With the whole world shifting its gears online, education is one of the sectors that is making most out of this online transformation. In a matter of months, the repertoire of teaching and learning has been entirely overhauled.
While we go full-blown with online teaching, the question remains pertinent – Can online learning trump classroom learning?
We spoke to Dr. Skand Bali, Principal, The Hyderabad Public School, Begumpet, to give us the gound level insights on this topic.
Online learning is here to stay
Like it or not, “online” education is here to stay. But should it be the only form of education? – that’s the question. “I consider going online is a step forward for the education sector in our country; there is more dialogue around what’s good for the education sector – and that’s great. I would be really glad if we find a middle ground here when the conversation is about “online learning versus classroom learning”. I would neither want us to spring back to complete traditional learning nor change it to complete online learning. Modern education must be a blend of both,” says Dr. Skand Bali.
The matter of privileged and underprivileged
In a country like India, will online education reduce the gap between privileged and underprivileged or would it just go the other way round? Dr. Skand Bali shares, “I think the gap between haves and have-nots would actually reduce with the online education system. We have governments diligently working towards catering online education to the underprivileged. If these schemes, implemented properly, would make a huge difference in the Indian education sector.”
It is a known fact that generation Z is tied to its gadgets and with education going online, screen time-out might just become an illusion. However, it is all about finding balance and setting up your priorities, says Dr. Skand Bali, “Yes, the screen time is not good for the students – that is a given but set your priorities here. Parents should not choose to cut down on screen time at the cost of education. Cut down the gaming time, mobile time, and everything else that is not essential but make sure the children are getting their education. The whole point of conducting online classes is to ensure the momentum stays intact; once that’s lost, it is difficult to bring students back to the learning mode.”

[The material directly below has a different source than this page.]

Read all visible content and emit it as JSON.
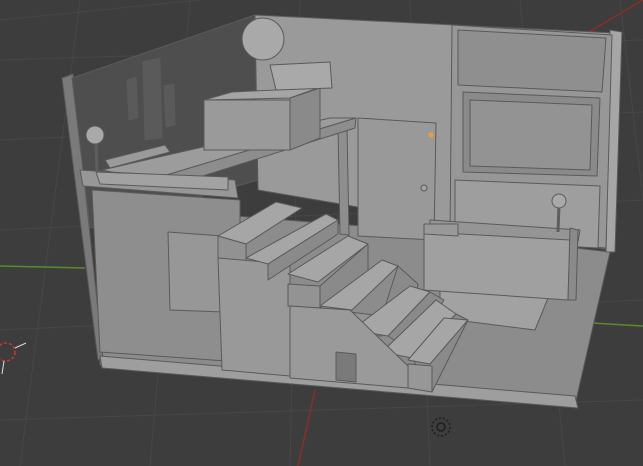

What about the teachers?
We are talking about teachers who have been practicing the craft of teaching for decades now. The sudden shift to online and the need to familiarize themselves with technology must get overwhelming. Is the school management taking care of their teachers? “Of course, we do everything we can to support our teachers both mentally and emotionally. The Hyderabad Public School has given every teacher a subsidy of 25% on their laptop purchase, we do not force the teachers for their physical presence unless it is required, we counsel teachers to take care of each other in these stressful times – and these are just some of the many respites that we have offered,” explains Dr. Skand Bali.
Last but not least – the valuable student-teacher bond. It’s not just the students who would miss having the personal equation with the teachers but it holds the same for the teachers as well. “Well, the students could still experience that personal-connect since they see the teacher on their screens on a daily basis. But yes, the gap prevails. And we are not in the times to talk about the luxury of making bonds, are we? That being said, HPS does everything it can to ensure the time-to-time interaction between students and teachers with an increased number of activity classes, online PTMs, offline interactions, and more,” says Dr.Skand Bali.
So, the bottom line?
Must say, we are adapting pretty well to online learning. But, like any other initial stages of transformation, online learning has its own challenges to be conquered.
Let us end this article with a hope to triumph these challenging times and come upon the other side with the lessons well-learned.